- **The task**: Only the lines containing "with" should appear in the answer, copied from the listing below.
☆ ☆ ☆
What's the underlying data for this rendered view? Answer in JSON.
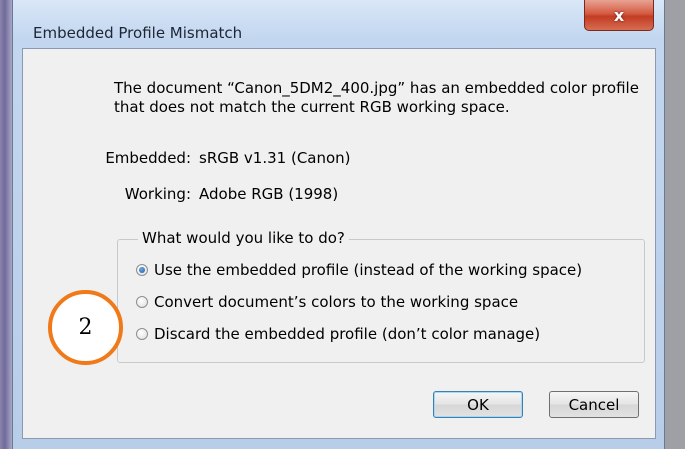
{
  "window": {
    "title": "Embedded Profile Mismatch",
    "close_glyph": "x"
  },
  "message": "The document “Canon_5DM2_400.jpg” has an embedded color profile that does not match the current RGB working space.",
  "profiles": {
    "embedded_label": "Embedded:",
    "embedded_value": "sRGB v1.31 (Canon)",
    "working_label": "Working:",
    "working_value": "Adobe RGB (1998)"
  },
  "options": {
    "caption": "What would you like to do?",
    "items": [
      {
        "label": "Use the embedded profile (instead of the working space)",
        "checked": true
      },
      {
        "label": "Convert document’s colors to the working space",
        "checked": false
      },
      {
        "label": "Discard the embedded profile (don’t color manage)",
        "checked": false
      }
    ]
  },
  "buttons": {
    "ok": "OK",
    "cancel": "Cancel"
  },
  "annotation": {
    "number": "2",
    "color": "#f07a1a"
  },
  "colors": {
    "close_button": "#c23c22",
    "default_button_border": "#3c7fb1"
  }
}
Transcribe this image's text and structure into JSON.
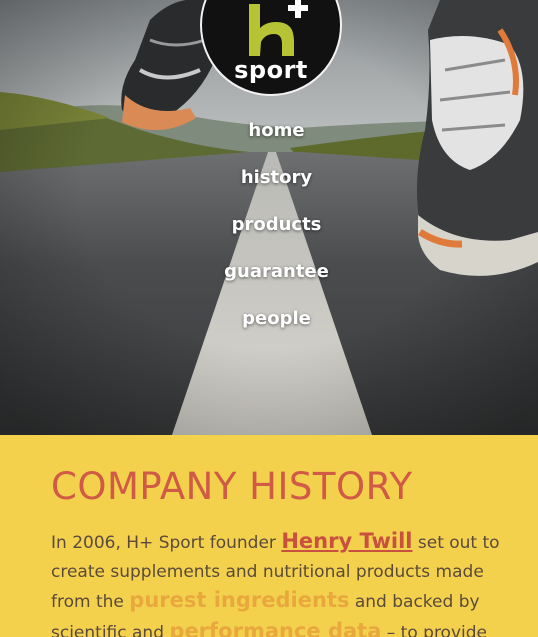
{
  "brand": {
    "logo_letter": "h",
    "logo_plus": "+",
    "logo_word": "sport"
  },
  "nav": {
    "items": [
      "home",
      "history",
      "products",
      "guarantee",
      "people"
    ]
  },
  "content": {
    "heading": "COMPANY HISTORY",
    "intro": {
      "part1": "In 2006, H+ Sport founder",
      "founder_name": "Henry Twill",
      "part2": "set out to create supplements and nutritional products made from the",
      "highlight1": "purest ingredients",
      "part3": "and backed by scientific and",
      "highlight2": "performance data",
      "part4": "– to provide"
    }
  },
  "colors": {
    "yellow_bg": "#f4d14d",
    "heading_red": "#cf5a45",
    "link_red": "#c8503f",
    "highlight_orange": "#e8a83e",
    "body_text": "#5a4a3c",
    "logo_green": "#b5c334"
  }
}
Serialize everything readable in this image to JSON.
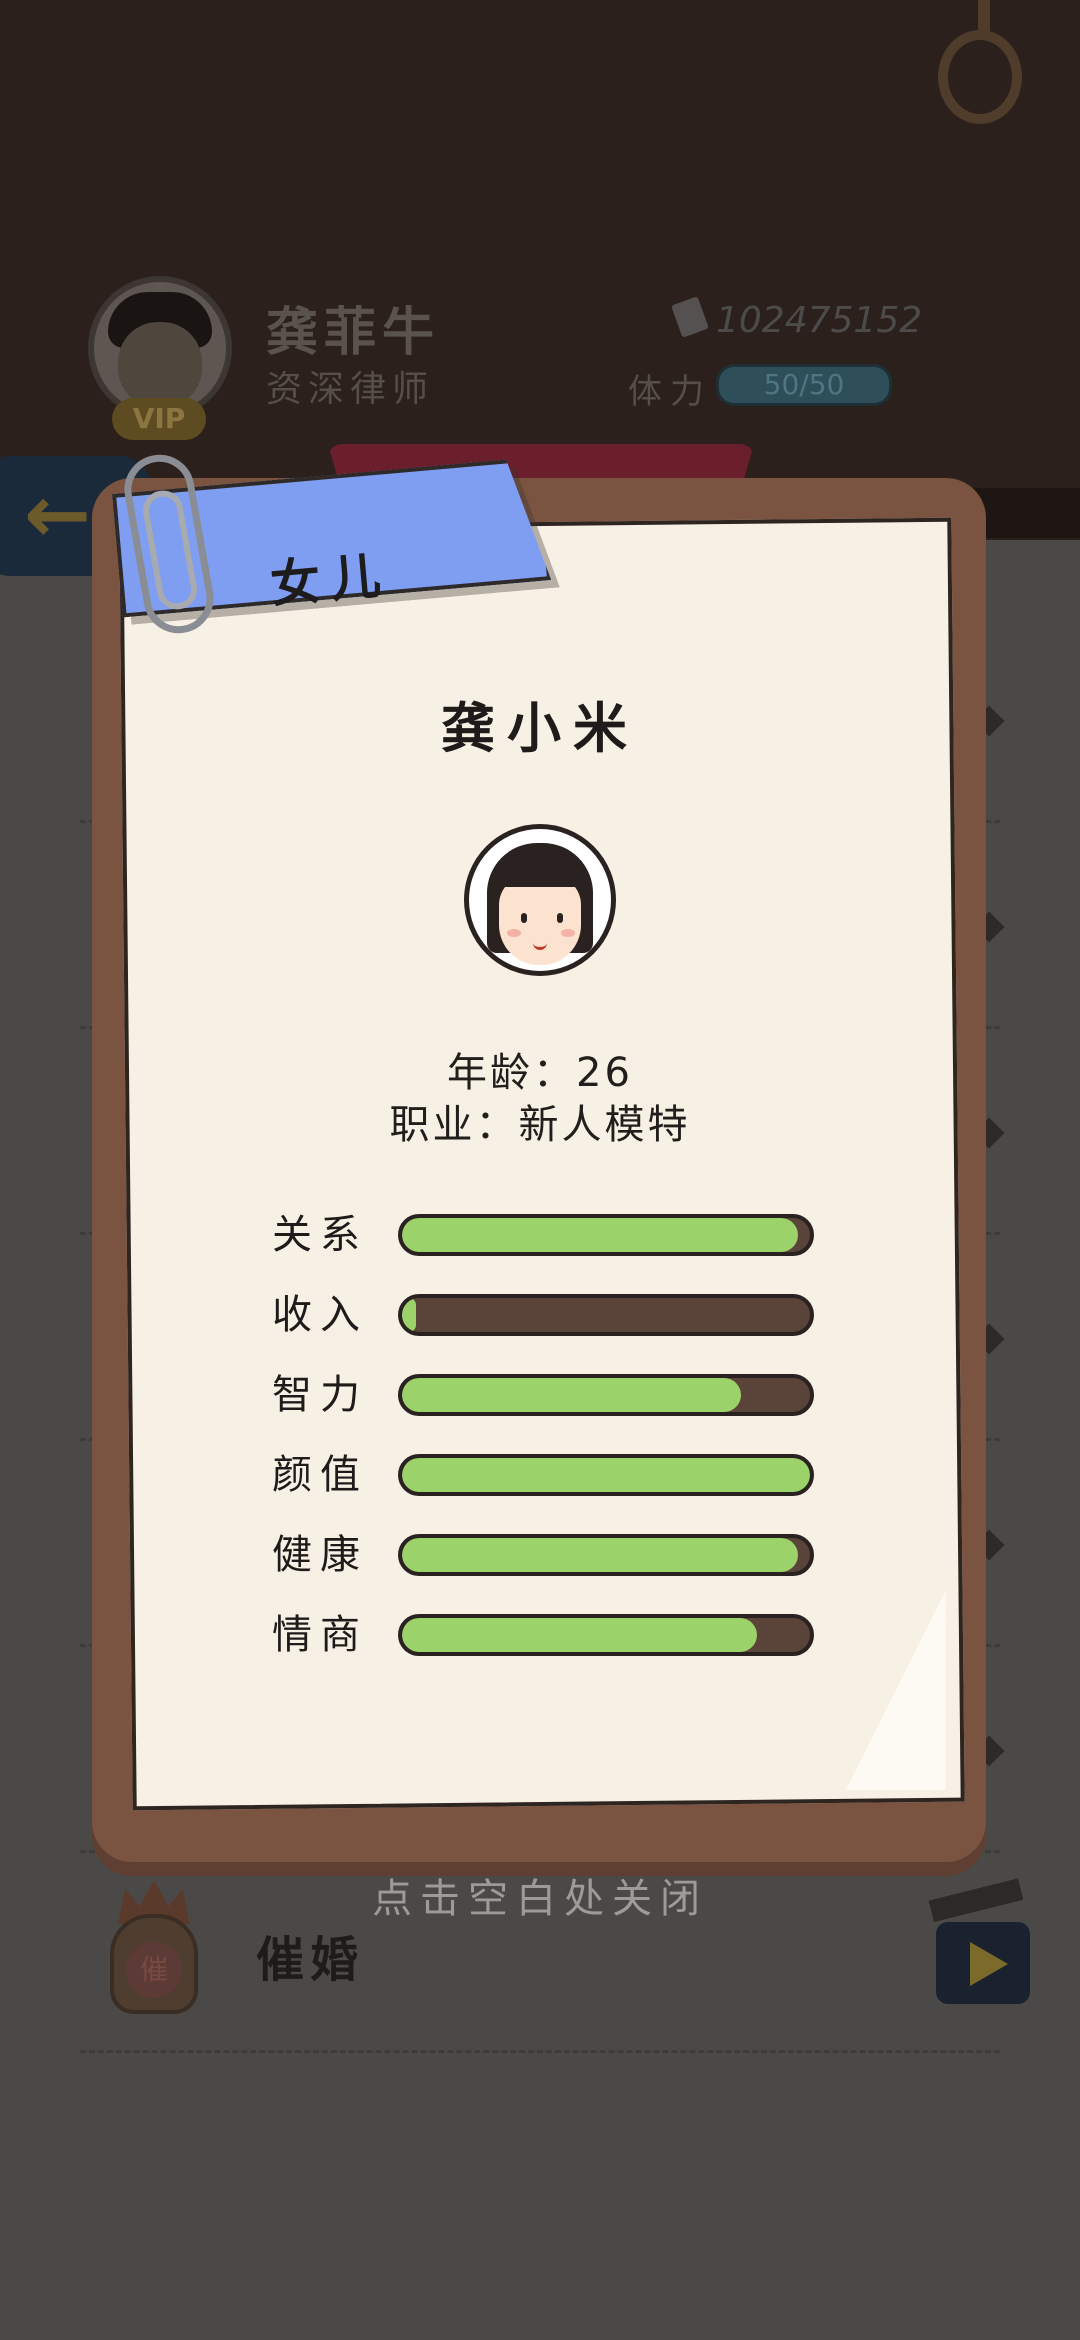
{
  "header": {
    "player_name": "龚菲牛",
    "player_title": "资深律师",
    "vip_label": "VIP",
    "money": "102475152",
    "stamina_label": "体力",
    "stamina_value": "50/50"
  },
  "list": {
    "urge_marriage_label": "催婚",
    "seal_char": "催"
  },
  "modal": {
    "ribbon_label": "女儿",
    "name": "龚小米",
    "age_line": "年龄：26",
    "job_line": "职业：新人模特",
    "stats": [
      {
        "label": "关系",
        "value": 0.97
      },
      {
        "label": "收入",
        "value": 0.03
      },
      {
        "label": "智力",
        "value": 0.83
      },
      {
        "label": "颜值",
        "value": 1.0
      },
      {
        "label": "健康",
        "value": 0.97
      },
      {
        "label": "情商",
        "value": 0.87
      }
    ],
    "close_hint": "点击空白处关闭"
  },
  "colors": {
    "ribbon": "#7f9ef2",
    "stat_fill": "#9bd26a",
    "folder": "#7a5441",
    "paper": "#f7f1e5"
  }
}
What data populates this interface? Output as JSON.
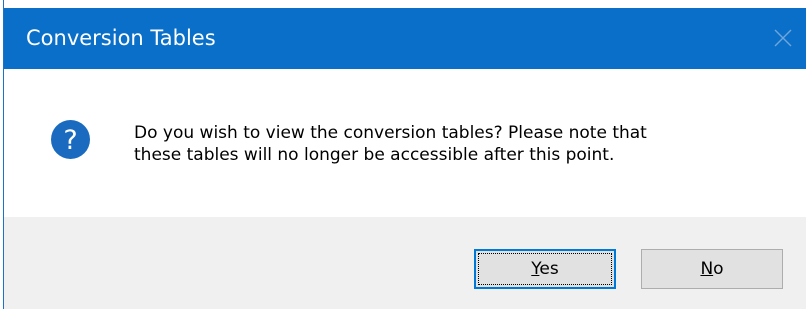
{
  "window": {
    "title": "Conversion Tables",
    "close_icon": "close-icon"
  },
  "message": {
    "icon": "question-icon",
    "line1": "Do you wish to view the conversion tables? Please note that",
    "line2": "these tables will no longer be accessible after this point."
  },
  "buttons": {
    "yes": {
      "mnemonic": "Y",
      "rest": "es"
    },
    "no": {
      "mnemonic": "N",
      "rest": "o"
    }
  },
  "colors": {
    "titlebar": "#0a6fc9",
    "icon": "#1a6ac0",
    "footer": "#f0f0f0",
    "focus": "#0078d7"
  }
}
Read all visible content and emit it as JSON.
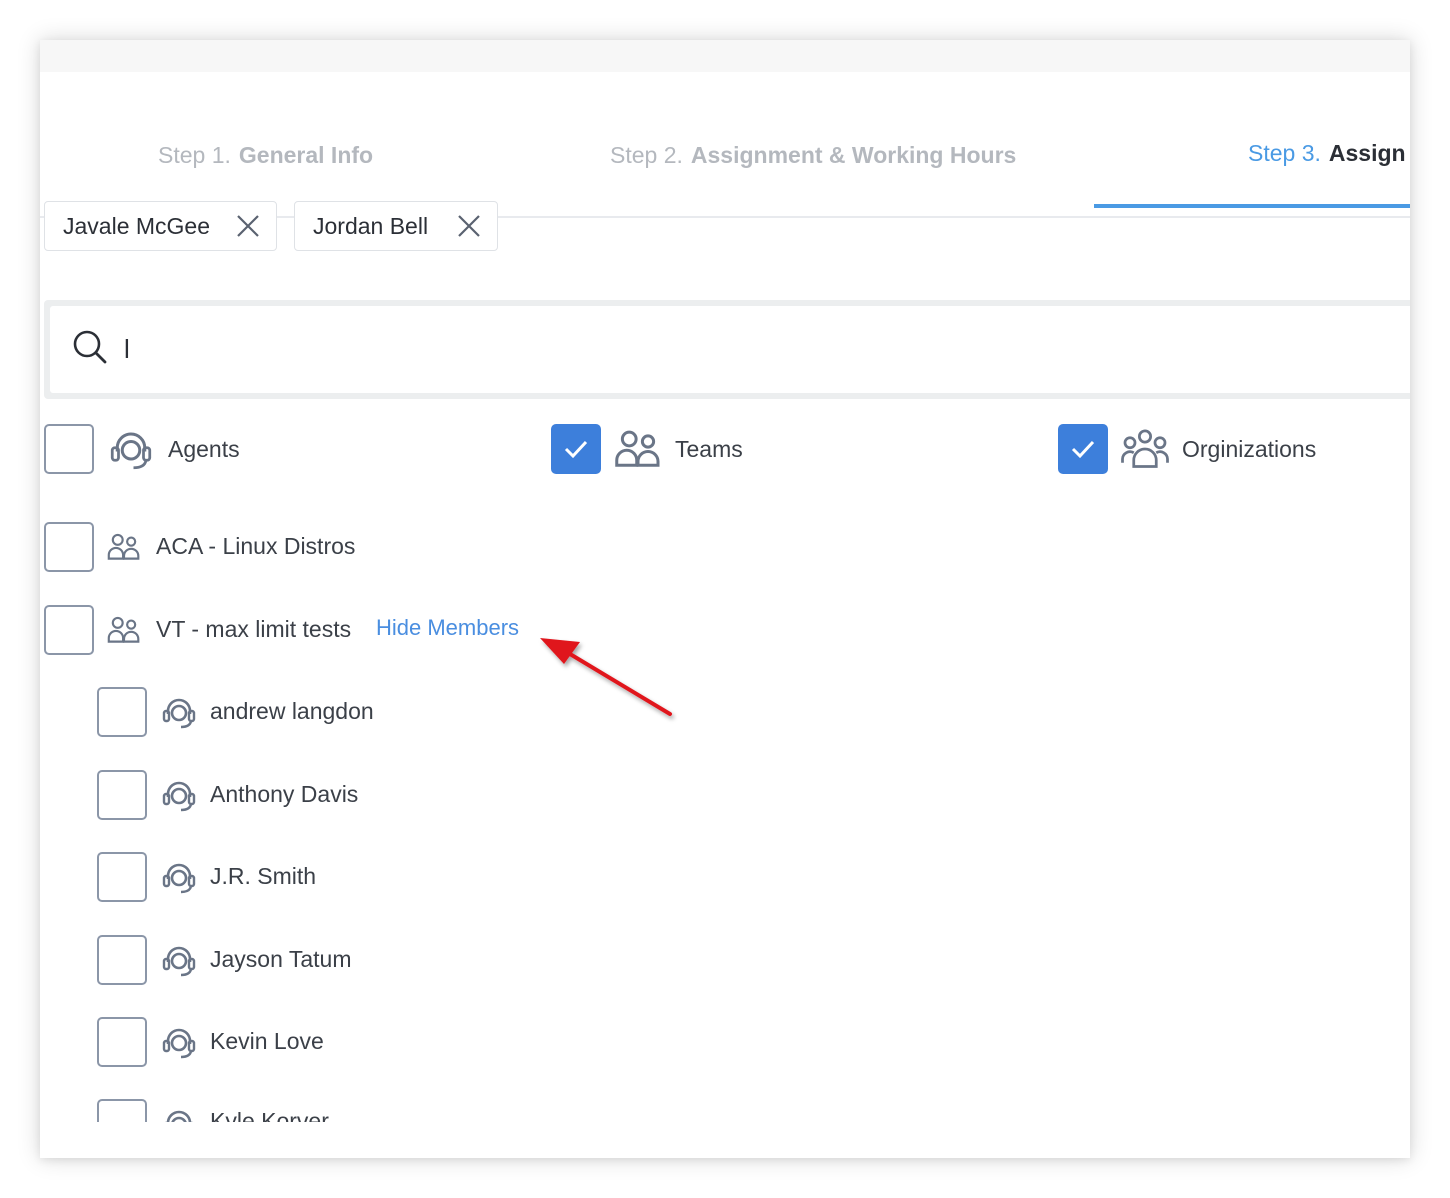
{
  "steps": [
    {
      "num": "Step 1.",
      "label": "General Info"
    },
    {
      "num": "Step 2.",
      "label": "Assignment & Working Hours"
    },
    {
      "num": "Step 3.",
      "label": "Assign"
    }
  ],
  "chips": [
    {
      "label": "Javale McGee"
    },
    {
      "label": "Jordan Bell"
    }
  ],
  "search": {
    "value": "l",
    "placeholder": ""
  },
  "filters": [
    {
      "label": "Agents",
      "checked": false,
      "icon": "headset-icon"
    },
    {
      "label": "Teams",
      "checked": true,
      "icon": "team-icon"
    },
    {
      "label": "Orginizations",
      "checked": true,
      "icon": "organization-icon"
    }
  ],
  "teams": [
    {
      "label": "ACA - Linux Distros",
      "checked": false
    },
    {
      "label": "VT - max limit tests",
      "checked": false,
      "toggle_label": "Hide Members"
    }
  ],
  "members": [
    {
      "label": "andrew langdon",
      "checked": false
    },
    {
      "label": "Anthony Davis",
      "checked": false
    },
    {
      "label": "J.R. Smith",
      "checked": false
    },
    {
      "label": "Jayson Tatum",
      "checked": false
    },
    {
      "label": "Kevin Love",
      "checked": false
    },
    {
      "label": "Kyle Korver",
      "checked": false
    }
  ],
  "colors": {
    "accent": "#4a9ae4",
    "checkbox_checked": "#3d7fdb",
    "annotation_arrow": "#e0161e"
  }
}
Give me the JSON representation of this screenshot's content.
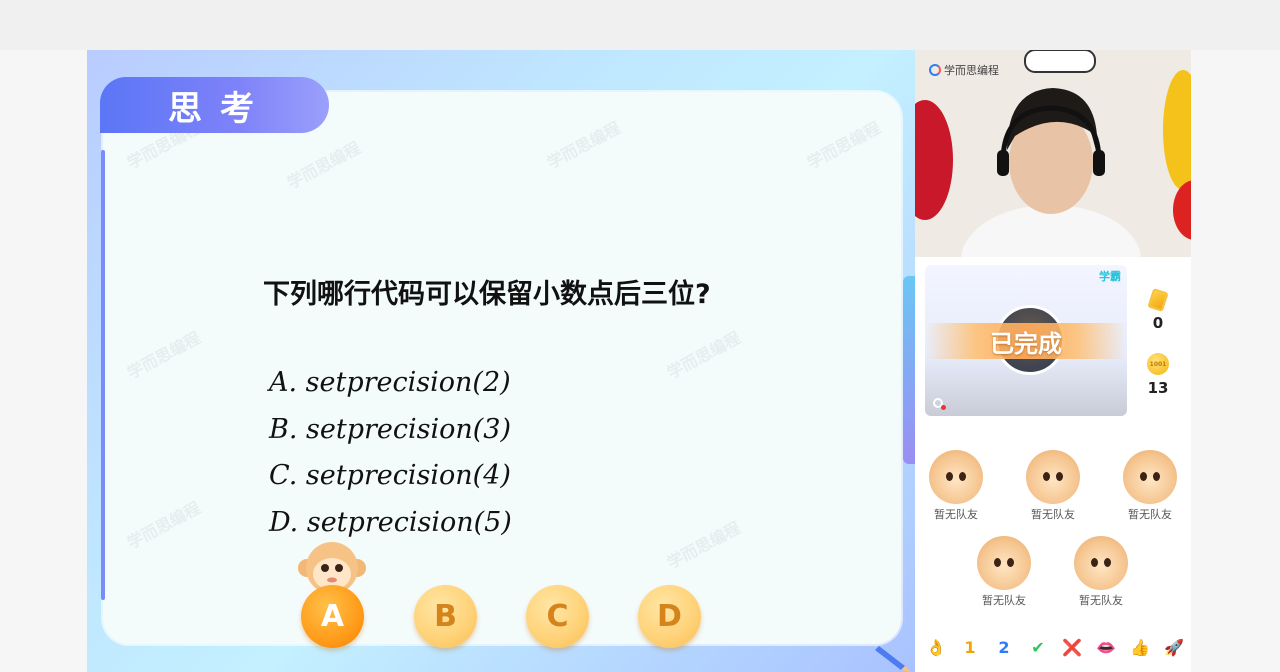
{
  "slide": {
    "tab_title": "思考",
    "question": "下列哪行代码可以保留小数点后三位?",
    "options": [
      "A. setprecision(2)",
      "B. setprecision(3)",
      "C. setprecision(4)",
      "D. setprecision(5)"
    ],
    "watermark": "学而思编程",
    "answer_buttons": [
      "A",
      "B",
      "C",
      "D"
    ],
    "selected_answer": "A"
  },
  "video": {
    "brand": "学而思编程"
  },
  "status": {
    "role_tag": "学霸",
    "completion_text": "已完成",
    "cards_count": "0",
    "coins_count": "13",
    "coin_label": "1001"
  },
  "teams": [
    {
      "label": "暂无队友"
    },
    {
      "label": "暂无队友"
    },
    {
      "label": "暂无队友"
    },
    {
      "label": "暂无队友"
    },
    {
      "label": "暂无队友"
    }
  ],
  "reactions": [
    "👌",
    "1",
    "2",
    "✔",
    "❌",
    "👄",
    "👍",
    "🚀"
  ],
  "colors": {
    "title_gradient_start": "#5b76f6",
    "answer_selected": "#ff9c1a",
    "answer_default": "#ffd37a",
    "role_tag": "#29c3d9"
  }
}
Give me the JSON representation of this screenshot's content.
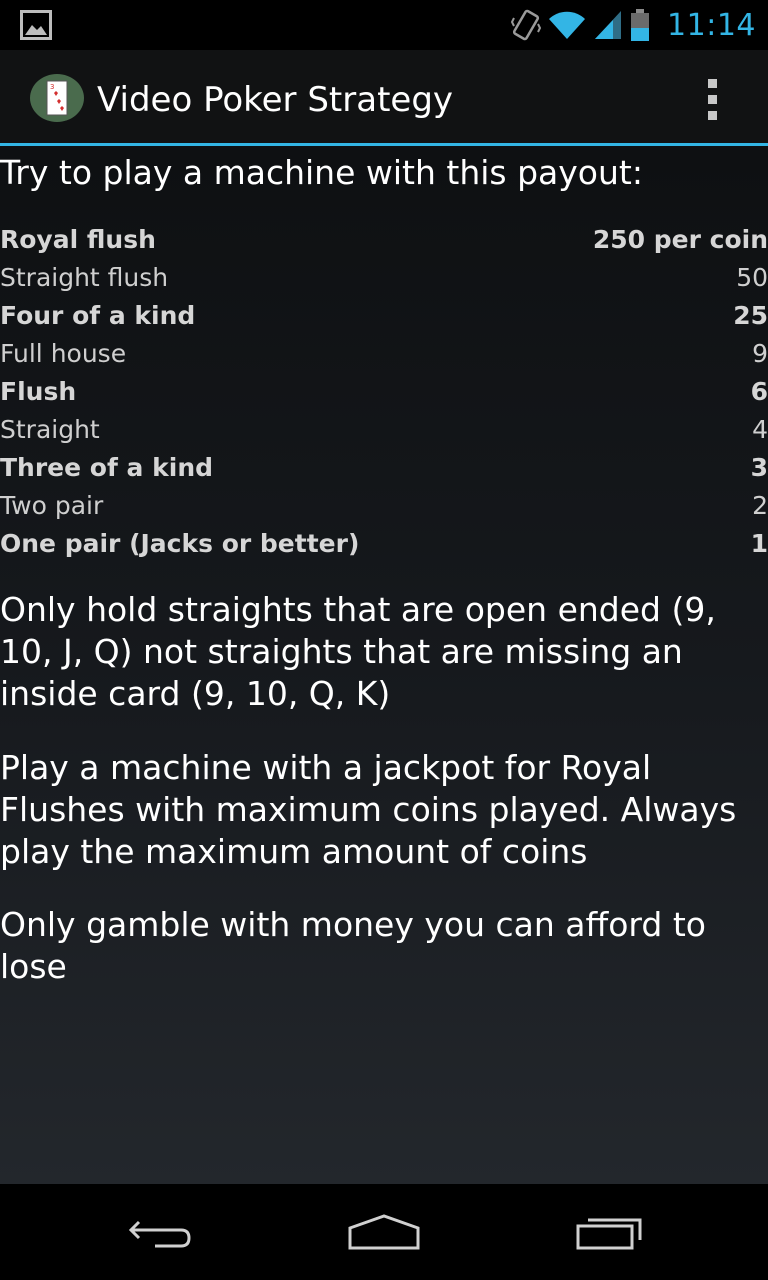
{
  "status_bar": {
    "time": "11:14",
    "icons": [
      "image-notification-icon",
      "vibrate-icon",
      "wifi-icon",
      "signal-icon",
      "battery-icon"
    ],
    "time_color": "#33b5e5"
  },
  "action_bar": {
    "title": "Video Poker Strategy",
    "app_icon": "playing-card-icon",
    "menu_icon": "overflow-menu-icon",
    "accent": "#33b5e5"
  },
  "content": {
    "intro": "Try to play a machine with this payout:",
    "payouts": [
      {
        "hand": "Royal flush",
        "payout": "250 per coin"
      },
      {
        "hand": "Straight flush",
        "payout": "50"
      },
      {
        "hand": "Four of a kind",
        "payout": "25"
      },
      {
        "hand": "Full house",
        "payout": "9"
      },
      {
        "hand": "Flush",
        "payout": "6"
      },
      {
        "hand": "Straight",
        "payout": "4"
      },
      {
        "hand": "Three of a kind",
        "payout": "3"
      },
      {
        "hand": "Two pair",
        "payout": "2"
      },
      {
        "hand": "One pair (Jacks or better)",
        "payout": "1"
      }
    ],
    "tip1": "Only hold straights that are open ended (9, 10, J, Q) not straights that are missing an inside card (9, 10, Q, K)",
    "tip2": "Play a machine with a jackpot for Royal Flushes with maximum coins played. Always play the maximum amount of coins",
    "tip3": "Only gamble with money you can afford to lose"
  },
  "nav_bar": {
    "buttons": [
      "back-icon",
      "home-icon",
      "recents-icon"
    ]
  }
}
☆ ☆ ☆
- **Written response**:
    "intro": "Try to play a machine with this payout:",
    "tip2": "Play a machine with a jackpot for Royal Flushes with maximum coins played. Always play the maximum amount of coins",
    "tip3": "Only gamble with money you can afford to lose"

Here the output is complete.